This page contains a glossary of terms you often come across in the world of programming. It is subdivided into general terminology and more Python specific terminology. There are different ways, in which some of these terms are used. This course uses the definitions below.


  • Array - a collection of variables or values. (In Python, this includes lists, tuples and dictionaries.)

  • Class - a code template for creating objects; it consists of object attribute variables and methods (functions).

  • Comparison Operator - allows you to compare a value to another reference value to examine their relation. These include:




    equal to


    not equal to


    less than


    less than or equal to


    greater than


    greater than or equal to

  • Console (Interface) - command line interface; allows user to issue successive text commands to the computer, which are interpreted by the shell/terminal emulator, which handle the interface.

  • Data Types - are categories for data, which specify which type of value a variable can take.
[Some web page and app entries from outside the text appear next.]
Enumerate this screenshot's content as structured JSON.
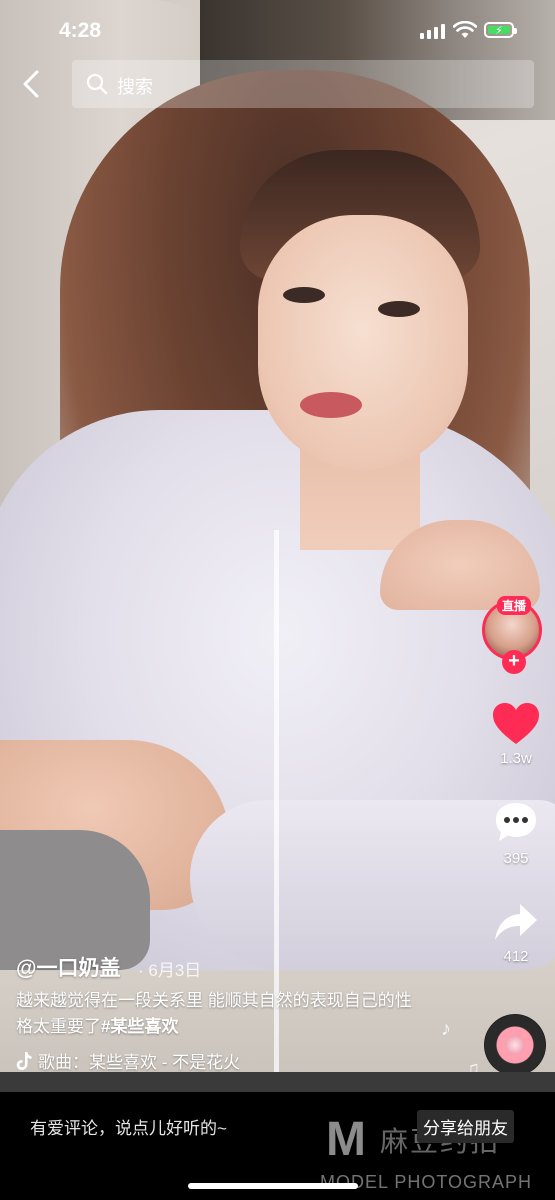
{
  "status_bar": {
    "time": "4:28"
  },
  "search": {
    "placeholder": "搜索"
  },
  "creator": {
    "live_badge": "直播",
    "follow_symbol": "+"
  },
  "actions": {
    "likes": "1.3w",
    "comments": "395",
    "shares": "412",
    "like_color": "#fe2c55"
  },
  "post": {
    "author": "@一口奶盖",
    "date": "· 6月3日",
    "caption": "越来越觉得在一段关系里 能顺其自然的表现自己的性格太重要了",
    "hashtag": "#某些喜欢",
    "song": "歌曲：某些喜欢 - 不是花火"
  },
  "bottom_bar": {
    "comment_placeholder": "有爱评论，说点儿好听的~",
    "share_to_friend": "分享给朋友"
  },
  "watermark": {
    "letter": "M",
    "name_cn": "麻豆约拍",
    "name_en": "MODEL PHOTOGRAPH"
  }
}
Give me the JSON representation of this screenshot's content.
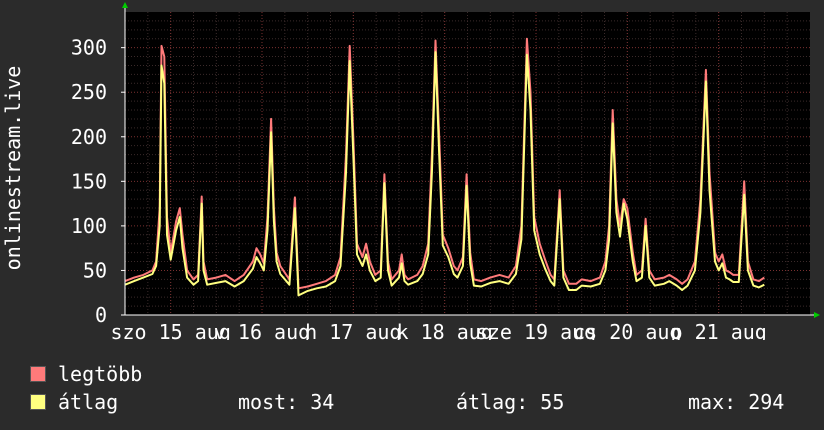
{
  "chart_data": {
    "type": "line",
    "ylabel": "onlinestream.live",
    "ylim": [
      0,
      340
    ],
    "yticks": [
      0,
      50,
      100,
      150,
      200,
      250,
      300
    ],
    "grid": true,
    "x_tick_labels": [
      "szo 15 aug",
      "v 16 aug",
      "h 17 aug",
      "k 18 aug",
      "sze 19 aug",
      "cs 20 aug",
      "p 21 aug"
    ],
    "x_range": [
      0,
      7.5
    ],
    "series": [
      {
        "name": "legtöbb",
        "color": "#ff7a7a",
        "points": [
          [
            0.0,
            38
          ],
          [
            0.1,
            42
          ],
          [
            0.2,
            45
          ],
          [
            0.3,
            50
          ],
          [
            0.34,
            60
          ],
          [
            0.38,
            120
          ],
          [
            0.4,
            302
          ],
          [
            0.43,
            290
          ],
          [
            0.46,
            110
          ],
          [
            0.5,
            70
          ],
          [
            0.56,
            105
          ],
          [
            0.6,
            120
          ],
          [
            0.63,
            90
          ],
          [
            0.68,
            50
          ],
          [
            0.75,
            40
          ],
          [
            0.8,
            45
          ],
          [
            0.84,
            133
          ],
          [
            0.86,
            60
          ],
          [
            0.9,
            40
          ],
          [
            1.0,
            42
          ],
          [
            1.1,
            45
          ],
          [
            1.2,
            38
          ],
          [
            1.3,
            45
          ],
          [
            1.4,
            60
          ],
          [
            1.44,
            75
          ],
          [
            1.48,
            68
          ],
          [
            1.52,
            58
          ],
          [
            1.56,
            110
          ],
          [
            1.6,
            220
          ],
          [
            1.63,
            120
          ],
          [
            1.66,
            70
          ],
          [
            1.7,
            55
          ],
          [
            1.8,
            40
          ],
          [
            1.86,
            132
          ],
          [
            1.9,
            30
          ],
          [
            2.0,
            32
          ],
          [
            2.1,
            35
          ],
          [
            2.2,
            38
          ],
          [
            2.3,
            45
          ],
          [
            2.36,
            65
          ],
          [
            2.42,
            180
          ],
          [
            2.46,
            302
          ],
          [
            2.5,
            200
          ],
          [
            2.54,
            80
          ],
          [
            2.6,
            65
          ],
          [
            2.64,
            80
          ],
          [
            2.68,
            60
          ],
          [
            2.74,
            45
          ],
          [
            2.8,
            50
          ],
          [
            2.84,
            158
          ],
          [
            2.88,
            60
          ],
          [
            2.92,
            40
          ],
          [
            3.0,
            50
          ],
          [
            3.03,
            68
          ],
          [
            3.06,
            45
          ],
          [
            3.1,
            40
          ],
          [
            3.2,
            45
          ],
          [
            3.26,
            55
          ],
          [
            3.32,
            80
          ],
          [
            3.36,
            180
          ],
          [
            3.4,
            308
          ],
          [
            3.44,
            200
          ],
          [
            3.48,
            90
          ],
          [
            3.54,
            75
          ],
          [
            3.6,
            55
          ],
          [
            3.64,
            50
          ],
          [
            3.7,
            65
          ],
          [
            3.74,
            158
          ],
          [
            3.78,
            70
          ],
          [
            3.82,
            40
          ],
          [
            3.9,
            38
          ],
          [
            4.0,
            42
          ],
          [
            4.1,
            45
          ],
          [
            4.2,
            42
          ],
          [
            4.28,
            55
          ],
          [
            4.34,
            100
          ],
          [
            4.4,
            310
          ],
          [
            4.44,
            250
          ],
          [
            4.48,
            110
          ],
          [
            4.54,
            80
          ],
          [
            4.6,
            62
          ],
          [
            4.66,
            45
          ],
          [
            4.7,
            40
          ],
          [
            4.76,
            140
          ],
          [
            4.8,
            50
          ],
          [
            4.86,
            35
          ],
          [
            4.94,
            35
          ],
          [
            5.0,
            40
          ],
          [
            5.1,
            38
          ],
          [
            5.2,
            42
          ],
          [
            5.26,
            60
          ],
          [
            5.3,
            100
          ],
          [
            5.34,
            230
          ],
          [
            5.38,
            130
          ],
          [
            5.42,
            100
          ],
          [
            5.46,
            130
          ],
          [
            5.5,
            120
          ],
          [
            5.56,
            70
          ],
          [
            5.6,
            45
          ],
          [
            5.66,
            50
          ],
          [
            5.7,
            108
          ],
          [
            5.74,
            50
          ],
          [
            5.8,
            40
          ],
          [
            5.9,
            42
          ],
          [
            5.96,
            45
          ],
          [
            6.04,
            40
          ],
          [
            6.1,
            35
          ],
          [
            6.16,
            40
          ],
          [
            6.24,
            60
          ],
          [
            6.3,
            130
          ],
          [
            6.36,
            275
          ],
          [
            6.4,
            160
          ],
          [
            6.46,
            70
          ],
          [
            6.5,
            60
          ],
          [
            6.54,
            68
          ],
          [
            6.58,
            50
          ],
          [
            6.62,
            48
          ],
          [
            6.66,
            45
          ],
          [
            6.72,
            45
          ],
          [
            6.78,
            150
          ],
          [
            6.82,
            60
          ],
          [
            6.88,
            40
          ],
          [
            6.94,
            38
          ],
          [
            7.0,
            42
          ]
        ]
      },
      {
        "name": "átlag",
        "color": "#ffff80",
        "points": [
          [
            0.0,
            34
          ],
          [
            0.1,
            38
          ],
          [
            0.2,
            42
          ],
          [
            0.3,
            46
          ],
          [
            0.34,
            55
          ],
          [
            0.38,
            100
          ],
          [
            0.4,
            280
          ],
          [
            0.43,
            260
          ],
          [
            0.46,
            90
          ],
          [
            0.5,
            62
          ],
          [
            0.56,
            95
          ],
          [
            0.6,
            110
          ],
          [
            0.63,
            75
          ],
          [
            0.68,
            42
          ],
          [
            0.75,
            34
          ],
          [
            0.8,
            38
          ],
          [
            0.84,
            125
          ],
          [
            0.86,
            50
          ],
          [
            0.9,
            34
          ],
          [
            1.0,
            36
          ],
          [
            1.1,
            38
          ],
          [
            1.2,
            32
          ],
          [
            1.3,
            38
          ],
          [
            1.4,
            52
          ],
          [
            1.44,
            65
          ],
          [
            1.48,
            58
          ],
          [
            1.52,
            50
          ],
          [
            1.56,
            95
          ],
          [
            1.6,
            205
          ],
          [
            1.63,
            105
          ],
          [
            1.66,
            60
          ],
          [
            1.7,
            46
          ],
          [
            1.8,
            34
          ],
          [
            1.86,
            120
          ],
          [
            1.9,
            22
          ],
          [
            2.0,
            27
          ],
          [
            2.1,
            30
          ],
          [
            2.2,
            32
          ],
          [
            2.3,
            38
          ],
          [
            2.36,
            55
          ],
          [
            2.42,
            160
          ],
          [
            2.46,
            285
          ],
          [
            2.5,
            180
          ],
          [
            2.54,
            68
          ],
          [
            2.6,
            55
          ],
          [
            2.64,
            68
          ],
          [
            2.68,
            50
          ],
          [
            2.74,
            38
          ],
          [
            2.8,
            42
          ],
          [
            2.84,
            148
          ],
          [
            2.88,
            50
          ],
          [
            2.92,
            33
          ],
          [
            3.0,
            42
          ],
          [
            3.03,
            58
          ],
          [
            3.06,
            38
          ],
          [
            3.1,
            34
          ],
          [
            3.2,
            38
          ],
          [
            3.26,
            46
          ],
          [
            3.32,
            68
          ],
          [
            3.36,
            160
          ],
          [
            3.4,
            295
          ],
          [
            3.44,
            180
          ],
          [
            3.48,
            78
          ],
          [
            3.54,
            65
          ],
          [
            3.6,
            46
          ],
          [
            3.64,
            42
          ],
          [
            3.7,
            55
          ],
          [
            3.74,
            145
          ],
          [
            3.78,
            58
          ],
          [
            3.82,
            33
          ],
          [
            3.9,
            32
          ],
          [
            4.0,
            36
          ],
          [
            4.1,
            38
          ],
          [
            4.2,
            35
          ],
          [
            4.28,
            46
          ],
          [
            4.34,
            85
          ],
          [
            4.4,
            292
          ],
          [
            4.44,
            230
          ],
          [
            4.48,
            95
          ],
          [
            4.54,
            68
          ],
          [
            4.6,
            52
          ],
          [
            4.66,
            38
          ],
          [
            4.7,
            33
          ],
          [
            4.76,
            130
          ],
          [
            4.8,
            42
          ],
          [
            4.86,
            28
          ],
          [
            4.94,
            28
          ],
          [
            5.0,
            33
          ],
          [
            5.1,
            32
          ],
          [
            5.2,
            35
          ],
          [
            5.26,
            50
          ],
          [
            5.3,
            85
          ],
          [
            5.34,
            215
          ],
          [
            5.38,
            115
          ],
          [
            5.42,
            88
          ],
          [
            5.46,
            125
          ],
          [
            5.5,
            108
          ],
          [
            5.56,
            60
          ],
          [
            5.6,
            38
          ],
          [
            5.66,
            42
          ],
          [
            5.7,
            100
          ],
          [
            5.74,
            42
          ],
          [
            5.8,
            33
          ],
          [
            5.9,
            35
          ],
          [
            5.96,
            38
          ],
          [
            6.04,
            33
          ],
          [
            6.1,
            28
          ],
          [
            6.16,
            33
          ],
          [
            6.24,
            50
          ],
          [
            6.3,
            115
          ],
          [
            6.36,
            262
          ],
          [
            6.4,
            140
          ],
          [
            6.46,
            60
          ],
          [
            6.5,
            50
          ],
          [
            6.54,
            58
          ],
          [
            6.58,
            42
          ],
          [
            6.62,
            40
          ],
          [
            6.66,
            37
          ],
          [
            6.72,
            37
          ],
          [
            6.78,
            135
          ],
          [
            6.82,
            50
          ],
          [
            6.88,
            33
          ],
          [
            6.94,
            31
          ],
          [
            7.0,
            34
          ]
        ]
      }
    ]
  },
  "legend": {
    "items": [
      {
        "label": "legtöbb",
        "color": "#ff7a7a"
      },
      {
        "label": "átlag",
        "color": "#ffff80"
      }
    ]
  },
  "stats": {
    "now": "most: 34",
    "avg": "átlag: 55",
    "max": "max: 294"
  }
}
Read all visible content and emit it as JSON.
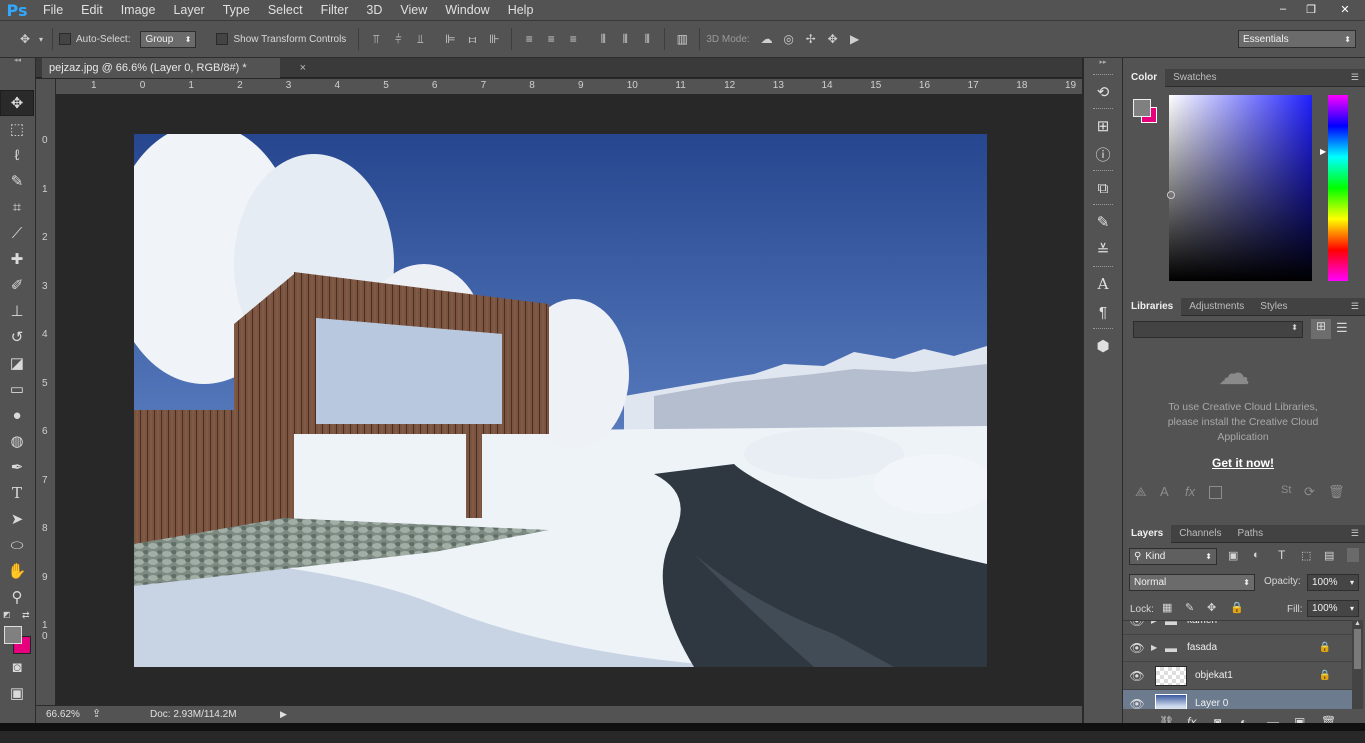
{
  "app": {
    "logo": "Ps",
    "menus": [
      "File",
      "Edit",
      "Image",
      "Layer",
      "Type",
      "Select",
      "Filter",
      "3D",
      "View",
      "Window",
      "Help"
    ],
    "window_controls": [
      "–",
      "❐",
      "✕"
    ]
  },
  "options": {
    "auto_select_label": "Auto-Select:",
    "auto_select_value": "Group",
    "show_transform_label": "Show Transform Controls",
    "mode_3d_label": "3D Mode:",
    "workspace": "Essentials"
  },
  "document": {
    "tab_title": "pejzaz.jpg @ 66.6% (Layer 0, RGB/8#) *",
    "close": "×"
  },
  "rulers": {
    "h": [
      "1",
      "0",
      "1",
      "2",
      "3",
      "4",
      "5",
      "6",
      "7",
      "8",
      "9",
      "10",
      "11",
      "12",
      "13",
      "14",
      "15",
      "16",
      "17",
      "18",
      "19"
    ],
    "v": [
      "0",
      "1",
      "2",
      "3",
      "4",
      "5",
      "6",
      "7",
      "8",
      "9",
      "1 0"
    ]
  },
  "status": {
    "zoom": "66.62%",
    "doc": "Doc: 2.93M/114.2M"
  },
  "color_panel": {
    "tabs": [
      "Color",
      "Swatches"
    ],
    "fg": "#808080",
    "bg": "#e6007e"
  },
  "libraries_panel": {
    "tabs": [
      "Libraries",
      "Adjustments",
      "Styles"
    ],
    "message": "To use Creative Cloud Libraries, please install the Creative Cloud Application",
    "link": "Get it now!"
  },
  "layers_panel": {
    "tabs": [
      "Layers",
      "Channels",
      "Paths"
    ],
    "filter": "Kind",
    "blend": "Normal",
    "opacity_label": "Opacity:",
    "opacity": "100%",
    "lock_label": "Lock:",
    "fill_label": "Fill:",
    "fill": "100%",
    "layers": [
      {
        "name": "kamen",
        "type": "group"
      },
      {
        "name": "fasada",
        "type": "group"
      },
      {
        "name": "objekat1",
        "type": "layer"
      },
      {
        "name": "Layer 0",
        "type": "image"
      }
    ]
  }
}
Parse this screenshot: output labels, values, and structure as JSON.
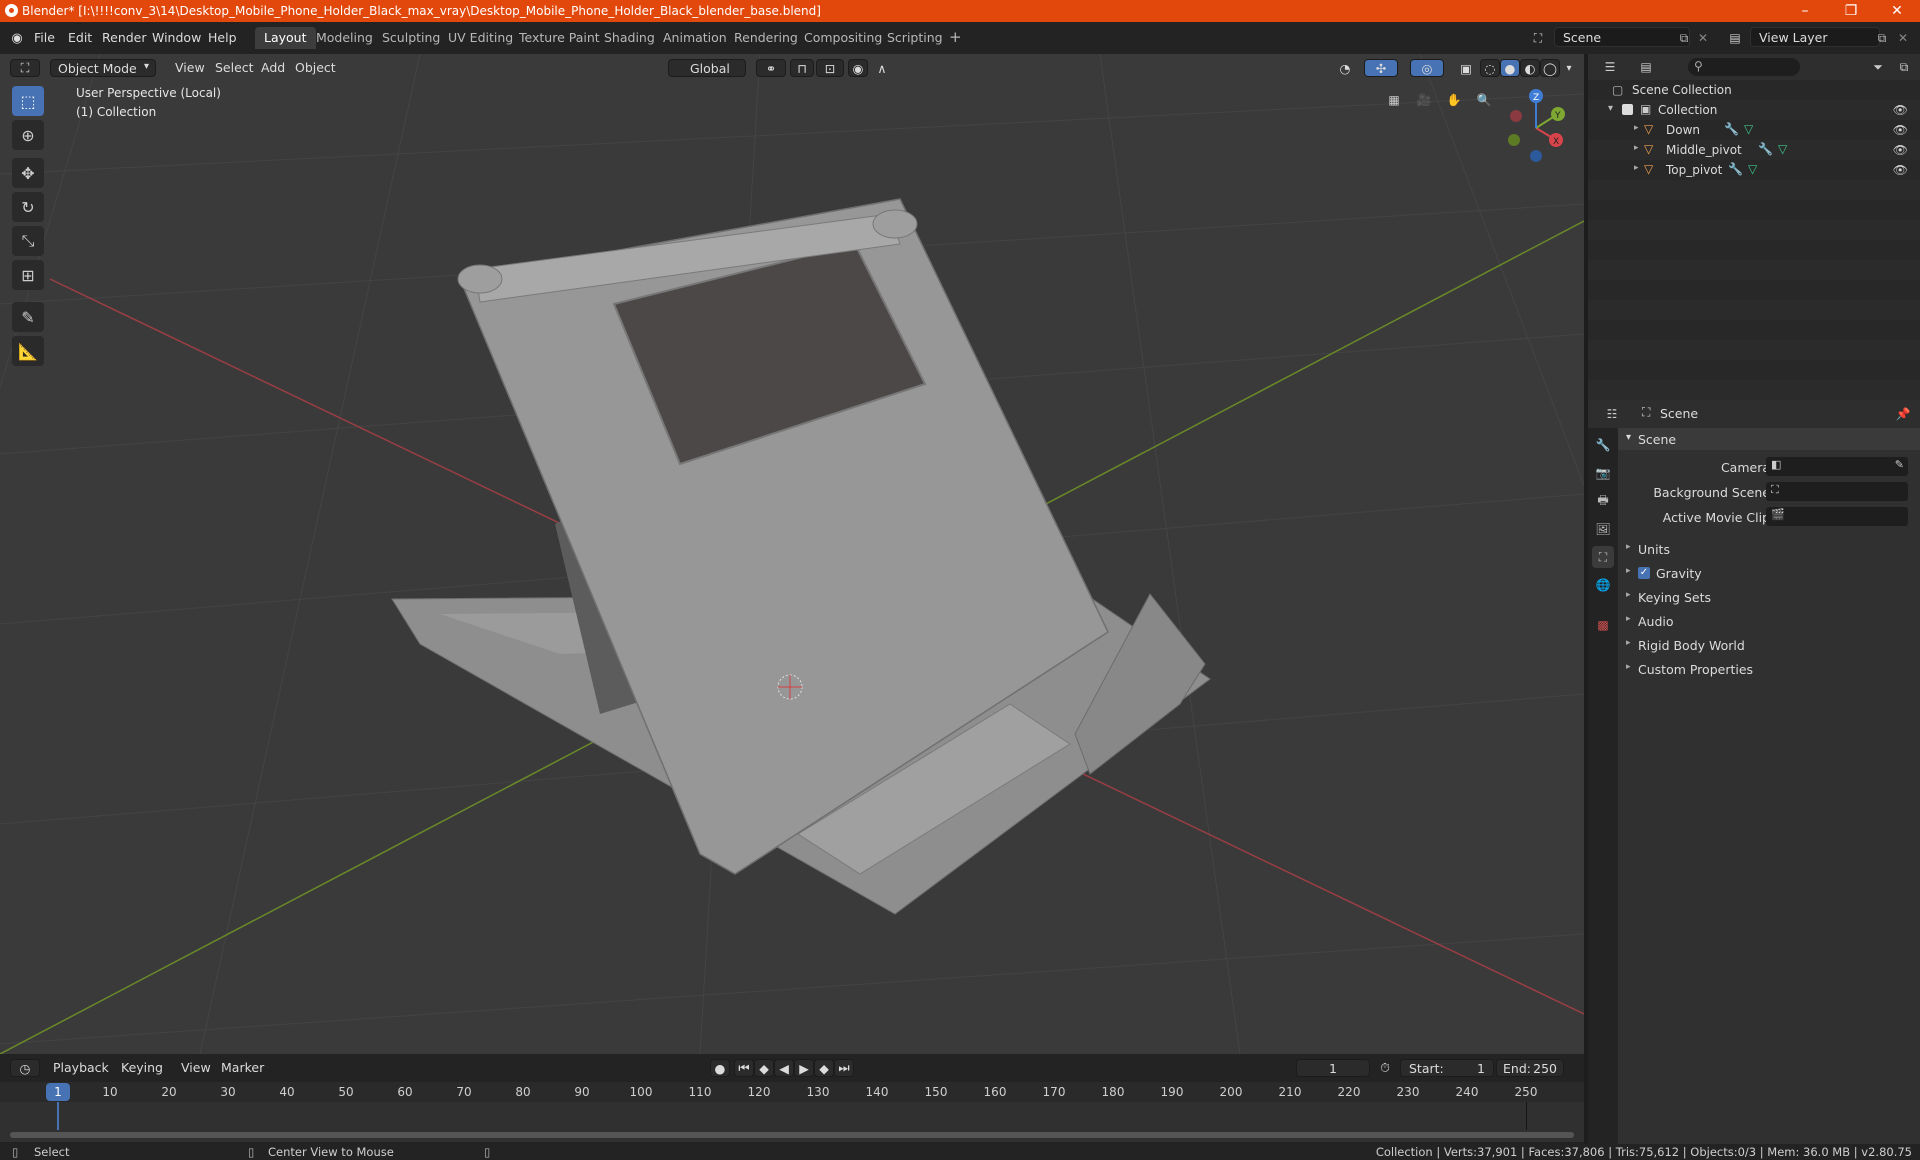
{
  "window": {
    "title": "Blender* [I:\\!!!!conv_3\\14\\Desktop_Mobile_Phone_Holder_Black_max_vray\\Desktop_Mobile_Phone_Holder_Black_blender_base.blend]",
    "minimize": "–",
    "restore": "❐",
    "close": "✕"
  },
  "menubar": {
    "items": [
      "File",
      "Edit",
      "Render",
      "Window",
      "Help"
    ],
    "workspaces": [
      "Layout",
      "Modeling",
      "Sculpting",
      "UV Editing",
      "Texture Paint",
      "Shading",
      "Animation",
      "Rendering",
      "Compositing",
      "Scripting"
    ],
    "add_tab": "+",
    "scene_value": "Scene",
    "view_layer_value": "View Layer"
  },
  "viewport": {
    "mode": "Object Mode",
    "menus": [
      "View",
      "Select",
      "Add",
      "Object"
    ],
    "orientation": "Global",
    "perspective_label": "User Perspective (Local)",
    "collection_label": "(1) Collection",
    "gizmo": {
      "x": "X",
      "y": "Y",
      "z": "Z"
    }
  },
  "outliner": {
    "root": "Scene Collection",
    "collection": "Collection",
    "objects": [
      "Down",
      "Middle_pivot",
      "Top_pivot"
    ]
  },
  "properties": {
    "header": "Scene",
    "panel_title": "Scene",
    "fields": [
      {
        "label": "Camera"
      },
      {
        "label": "Background Scene"
      },
      {
        "label": "Active Movie Clip"
      }
    ],
    "sections": [
      "Units",
      "Gravity",
      "Keying Sets",
      "Audio",
      "Rigid Body World",
      "Custom Properties"
    ]
  },
  "timeline": {
    "menus": [
      "Playback",
      "Keying",
      "View",
      "Marker"
    ],
    "current_frame": "1",
    "start_label": "Start:",
    "start_value": "1",
    "end_label": "End:",
    "end_value": "250",
    "ruler": [
      "1",
      "10",
      "20",
      "30",
      "40",
      "50",
      "60",
      "70",
      "80",
      "90",
      "100",
      "110",
      "120",
      "130",
      "140",
      "150",
      "160",
      "170",
      "180",
      "190",
      "200",
      "210",
      "220",
      "230",
      "240",
      "250"
    ]
  },
  "statusbar": {
    "select": "Select",
    "center": "Center View to Mouse",
    "stats": "Collection | Verts:37,901 | Faces:37,806 | Tris:75,612 | Objects:0/3 | Mem: 36.0 MB | v2.80.75"
  },
  "colors": {
    "titlebar": "#e2480c",
    "accent": "#4772b3",
    "x_axis": "#d8444c",
    "y_axis": "#7fa832",
    "z_axis": "#3f7cd5",
    "mesh_orange": "#f0a050"
  }
}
These include:

    Data Type




    whole numbers

    42, 451


    (floating point) numbers with decimal points

    20.77, 19.84, 2.312


    representing the two values of boolean logic

    True, False


    alphanumeric characters

    dogge, system_shock_2019

  • Function - a flexible unit/section of code performing a specific task. Functions typically take one or several input arguments and return a value that is the result of performing the task under conditions set by the input arguments. Here, we use it synonymously for procedure and (sub)routine.

  • IDE - Integrated Development Environment; software that includes necessary tools for a programmer, incl. a source code editor (text editor), debugger and console.

  • Index Number - the location of a specific value stored in a vector, matrix or tensor variable. (The first index value is always 0 for Python, but can also be 1 for languages like Fortan.)

  • Library - a collection (or package) of functions/routines that a programme can use, a set of modules.

  • Module - part of a programme (a component) that contains one or several functions/routines. Several modules may be combined into one library.

  • Object - a class instance, a combination of (object attribute) variables, functions and data.

  • Programme - collection of instructions for the computer; code is compiled.

  • Script - programme written for a specific run-time environment; code is interpreted. (Python script files have the .py file extension, Matlab scripts have the .m file extension).

  • Terminal Emulator - or shell; software allowing access to command line/console interfaces and text user interfaces.

  • Variable - like a mathematical variable, it stores values and has a specific name (anything from x to u_wot_m8). It can hold values for very different data types (see data types).


  • Dictionary - an unordered, indexed, changeable array that can store any type of data values (integers, strings, etc.); You can define a list using curly brackets, e.g.:

    dictionaryName = {'place':'EARTH','year':2160}
  • List - an ordered, changeable array that can store any type of data values (integers, strings, etc.); You can define a list using square brackets, e.g.:

    listName = ['E', 'A', 'R', 'T', 'H', 2, 1, 5, 0]
  • Tuple - an ordered, unchangeable array that can store any type of data values (integers, strings, etc.); You can define a list using rounded brackets, e.g.:

    tupleName = ('E', 'A', 'R', 'T', 'H', 2, 1, 4, 0)
  • Anaconda - a Python distribution, including Spyder IDE, numpy and matplotlib.

  • matplotlib - a 2D Python plotting library.

  • numPy - a standard Python package for linear algebra and other important elements of scientific computing.

  • Spyder - an integrated development environment (IDE) for Python.